President Joseph Kabila
Tensions are running high in the DRC after participants in a national dialogue signed an agreement to hold the elections 18 months after initially planned, until when President Joseph Kabila vowed to stay onJunior D Kannah/AFP/Getty Images

The electoral commission in the Democratic Republic of Congo (DRC) has said the nation may struggle to afford the cost of upcoming elections it believes would soar by nearly 60% to $1.8bn (£1.42bn).
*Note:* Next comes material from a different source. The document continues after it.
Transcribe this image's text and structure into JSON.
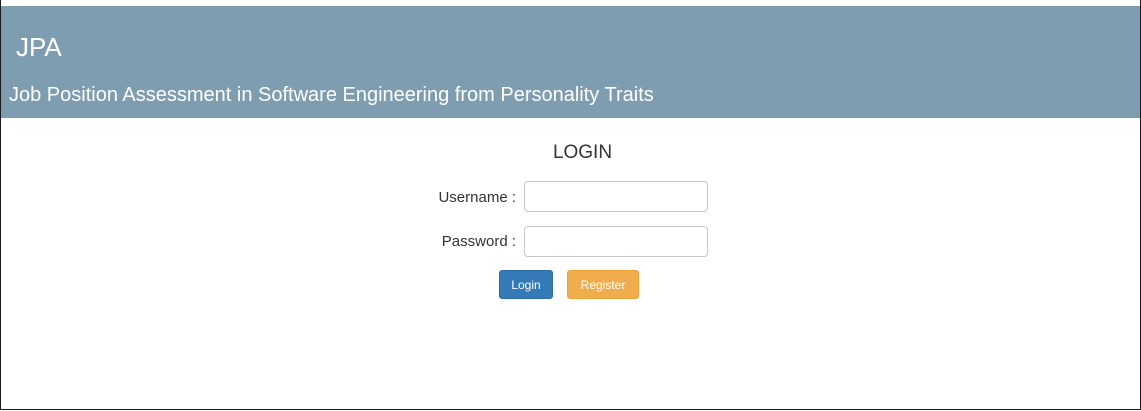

President Joseph Kabila has been in power since 2001 and served two full terms, as permitted by the Congolese constitution. Kabila is due to stand down in less than a fortnight, but he has been accused of manoeuvring to ensure he can remain in power indefinitely. Diplomats during a UN Security Council briefing on the DRC on 5 December warned of the urgent need to prevent a deadly conflict from blowing up if Kabila does not step down.

Initially planned for November this year, as per the constitution, presidential elections are now not expected to take place until at least 29 April 2018, but no definite date has yet been set. Citing lack of funding and delays in voter registration, the commission (CENI) has already postponed the polls once.

In line with an agreement signed by participants in the national dialogue, which was rejected by a fringe of the opposition, the CENI was presenting the elections budget to the government. The commission's head, Corneille Nangaa, suggested the government would struggle to raise the $1.8bn budget for the ballot. The government is yet to comment.

For comparison, the CENI had requested $1.3bn from the Congolese government and partners to fund all 13 scheduled elections – both local and national – which include the delayed presidential and legislative elections.

Nangaa gave no justification for the rise, and did not indicate whether the CENI was considering further delay for the elections. "Work is under way between CENI and the government to see the possibilities of substantial reductions of this budget in view of the financial difficulties that the country is facing," Nangaa told reporters.

Squeezed by low commodity prices, DRC's budget for 2017 is estimated at $4.5bn – almost half that of 2016. In October, the government proposed a 14% cut for its 2017 budget.